## Required work:
Print out the data below in full, exactly as written.

## Data for analysis:
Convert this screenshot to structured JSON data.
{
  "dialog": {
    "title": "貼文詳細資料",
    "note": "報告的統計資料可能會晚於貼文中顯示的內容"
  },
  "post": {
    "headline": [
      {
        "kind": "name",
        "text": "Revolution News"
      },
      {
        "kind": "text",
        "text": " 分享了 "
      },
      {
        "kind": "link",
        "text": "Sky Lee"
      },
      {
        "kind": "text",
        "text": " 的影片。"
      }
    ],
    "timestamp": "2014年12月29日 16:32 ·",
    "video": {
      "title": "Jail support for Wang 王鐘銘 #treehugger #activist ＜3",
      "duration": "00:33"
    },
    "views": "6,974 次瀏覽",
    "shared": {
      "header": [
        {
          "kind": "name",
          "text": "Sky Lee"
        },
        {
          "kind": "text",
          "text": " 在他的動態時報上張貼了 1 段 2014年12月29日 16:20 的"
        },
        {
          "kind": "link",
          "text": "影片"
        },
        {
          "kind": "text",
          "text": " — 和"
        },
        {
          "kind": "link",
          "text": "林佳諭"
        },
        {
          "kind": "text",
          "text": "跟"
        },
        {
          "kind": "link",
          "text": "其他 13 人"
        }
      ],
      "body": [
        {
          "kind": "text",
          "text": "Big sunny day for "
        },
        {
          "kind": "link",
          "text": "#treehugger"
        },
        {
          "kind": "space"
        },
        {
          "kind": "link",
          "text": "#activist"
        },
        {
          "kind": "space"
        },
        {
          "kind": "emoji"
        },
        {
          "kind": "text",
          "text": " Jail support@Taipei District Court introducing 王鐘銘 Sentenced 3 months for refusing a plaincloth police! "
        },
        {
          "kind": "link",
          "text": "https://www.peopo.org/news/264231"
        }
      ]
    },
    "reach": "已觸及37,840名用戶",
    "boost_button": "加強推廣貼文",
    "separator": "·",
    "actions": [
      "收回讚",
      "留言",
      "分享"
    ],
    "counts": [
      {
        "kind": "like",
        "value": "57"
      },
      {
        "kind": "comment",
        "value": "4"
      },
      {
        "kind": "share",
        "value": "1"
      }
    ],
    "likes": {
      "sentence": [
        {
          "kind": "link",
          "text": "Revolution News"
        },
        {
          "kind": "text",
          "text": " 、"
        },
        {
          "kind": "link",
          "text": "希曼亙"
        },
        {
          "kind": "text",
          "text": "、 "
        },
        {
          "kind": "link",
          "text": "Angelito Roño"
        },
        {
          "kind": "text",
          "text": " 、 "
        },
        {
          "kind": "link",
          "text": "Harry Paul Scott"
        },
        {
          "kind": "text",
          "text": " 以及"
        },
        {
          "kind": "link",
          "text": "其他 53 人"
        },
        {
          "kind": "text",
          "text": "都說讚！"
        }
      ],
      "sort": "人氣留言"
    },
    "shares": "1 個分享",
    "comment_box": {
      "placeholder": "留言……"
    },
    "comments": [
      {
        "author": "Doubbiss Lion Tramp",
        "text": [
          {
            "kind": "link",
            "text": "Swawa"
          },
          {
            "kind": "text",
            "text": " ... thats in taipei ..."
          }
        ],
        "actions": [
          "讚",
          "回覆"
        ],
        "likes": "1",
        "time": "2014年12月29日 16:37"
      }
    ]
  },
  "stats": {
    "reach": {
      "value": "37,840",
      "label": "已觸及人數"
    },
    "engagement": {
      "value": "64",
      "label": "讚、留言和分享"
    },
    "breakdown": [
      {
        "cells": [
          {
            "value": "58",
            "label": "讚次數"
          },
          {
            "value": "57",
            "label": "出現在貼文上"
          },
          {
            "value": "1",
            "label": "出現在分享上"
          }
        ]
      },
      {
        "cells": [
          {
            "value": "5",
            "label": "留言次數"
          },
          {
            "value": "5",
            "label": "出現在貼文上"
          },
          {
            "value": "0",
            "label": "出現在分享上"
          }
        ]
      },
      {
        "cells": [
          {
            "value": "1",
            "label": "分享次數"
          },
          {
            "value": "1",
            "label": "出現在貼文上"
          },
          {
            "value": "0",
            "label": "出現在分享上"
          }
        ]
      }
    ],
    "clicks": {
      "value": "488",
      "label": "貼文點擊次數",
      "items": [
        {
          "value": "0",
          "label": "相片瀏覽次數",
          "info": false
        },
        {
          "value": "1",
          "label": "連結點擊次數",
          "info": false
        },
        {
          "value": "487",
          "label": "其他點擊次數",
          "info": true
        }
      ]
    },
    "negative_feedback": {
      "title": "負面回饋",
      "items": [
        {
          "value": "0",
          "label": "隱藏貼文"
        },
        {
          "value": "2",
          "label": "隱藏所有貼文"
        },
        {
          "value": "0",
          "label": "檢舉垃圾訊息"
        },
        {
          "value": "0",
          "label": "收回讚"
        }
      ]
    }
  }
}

## Solution:
Convert this screenshot to structured JSON data.
{
  "dialog": {
    "title": "貼文詳細資料",
    "note": "報告的統計資料可能會晚於貼文中顯示的內容"
  },
  "post": {
    "headline": [
      {
        "kind": "name",
        "text": "Revolution News"
      },
      {
        "kind": "text",
        "text": " 分享了 "
      },
      {
        "kind": "link",
        "text": "Sky Lee"
      },
      {
        "kind": "text",
        "text": " 的影片。"
      }
    ],
    "timestamp": "2014年12月29日 16:32 ·",
    "video": {
      "title": "Jail support for Wang 王鐘銘 #treehugger #activist ＜3",
      "duration": "00:33"
    },
    "views": "6,974 次瀏覽",
    "shared": {
      "header": [
        {
          "kind": "name",
          "text": "Sky Lee"
        },
        {
          "kind": "text",
          "text": " 在他的動態時報上張貼了 1 段 2014年12月29日 16:20 的"
        },
        {
          "kind": "link",
          "text": "影片"
        },
        {
          "kind": "text",
          "text": " — 和"
        },
        {
          "kind": "link",
          "text": "林佳諭"
        },
        {
          "kind": "text",
          "text": "跟"
        },
        {
          "kind": "link",
          "text": "其他 13 人"
        }
      ],
      "body": [
        {
          "kind": "text",
          "text": "Big sunny day for "
        },
        {
          "kind": "link",
          "text": "#treehugger"
        },
        {
          "kind": "space"
        },
        {
          "kind": "link",
          "text": "#activist"
        },
        {
          "kind": "space"
        },
        {
          "kind": "emoji"
        },
        {
          "kind": "text",
          "text": " Jail support@Taipei District Court introducing 王鐘銘 Sentenced 3 months for refusing a plaincloth police! "
        },
        {
          "kind": "link",
          "text": "https://www.peopo.org/news/264231"
        }
      ]
    },
    "reach": "已觸及37,840名用戶",
    "boost_button": "加強推廣貼文",
    "separator": "·",
    "actions": [
      "收回讚",
      "留言",
      "分享"
    ],
    "counts": [
      {
        "kind": "like",
        "value": "57"
      },
      {
        "kind": "comment",
        "value": "4"
      },
      {
        "kind": "share",
        "value": "1"
      }
    ],
    "likes": {
      "sentence": [
        {
          "kind": "link",
          "text": "Revolution News"
        },
        {
          "kind": "text",
          "text": " 、"
        },
        {
          "kind": "link",
          "text": "希曼亙"
        },
        {
          "kind": "text",
          "text": "、 "
        },
        {
          "kind": "link",
          "text": "Angelito Roño"
        },
        {
          "kind": "text",
          "text": " 、 "
        },
        {
          "kind": "link",
          "text": "Harry Paul Scott"
        },
        {
          "kind": "text",
          "text": " 以及"
        },
        {
          "kind": "link",
          "text": "其他 53 人"
        },
        {
          "kind": "text",
          "text": "都說讚！"
        }
      ],
      "sort": "人氣留言"
    },
    "shares": "1 個分享",
    "comment_box": {
      "placeholder": "留言……"
    },
    "comments": [
      {
        "author": "Doubbiss Lion Tramp",
        "text": [
          {
            "kind": "link",
            "text": "Swawa"
          },
          {
            "kind": "text",
            "text": " ... thats in taipei ..."
          }
        ],
        "actions": [
          "讚",
          "回覆"
        ],
        "likes": "1",
        "time": "2014年12月29日 16:37"
      }
    ]
  },
  "stats": {
    "reach": {
      "value": "37,840",
      "label": "已觸及人數"
    },
    "engagement": {
      "value": "64",
      "label": "讚、留言和分享"
    },
    "breakdown": [
      {
        "cells": [
          {
            "value": "58",
            "label": "讚次數"
          },
          {
            "value": "57",
            "label": "出現在貼文上"
          },
          {
            "value": "1",
            "label": "出現在分享上"
          }
        ]
      },
      {
        "cells": [
          {
            "value": "5",
            "label": "留言次數"
          },
          {
            "value": "5",
            "label": "出現在貼文上"
          },
          {
            "value": "0",
            "label": "出現在分享上"
          }
        ]
      },
      {
        "cells": [
          {
            "value": "1",
            "label": "分享次數"
          },
          {
            "value": "1",
            "label": "出現在貼文上"
          },
          {
            "value": "0",
            "label": "出現在分享上"
          }
        ]
      }
    ],
    "clicks": {
      "value": "488",
      "label": "貼文點擊次數",
      "items": [
        {
          "value": "0",
          "label": "相片瀏覽次數",
          "info": false
        },
        {
          "value": "1",
          "label": "連結點擊次數",
          "info": false
        },
        {
          "value": "487",
          "label": "其他點擊次數",
          "info": true
        }
      ]
    },
    "negative_feedback": {
      "title": "負面回饋",
      "items": [
        {
          "value": "0",
          "label": "隱藏貼文"
        },
        {
          "value": "2",
          "label": "隱藏所有貼文"
        },
        {
          "value": "0",
          "label": "檢舉垃圾訊息"
        },
        {
          "value": "0",
          "label": "收回讚"
        }
      ]
    }
  }
}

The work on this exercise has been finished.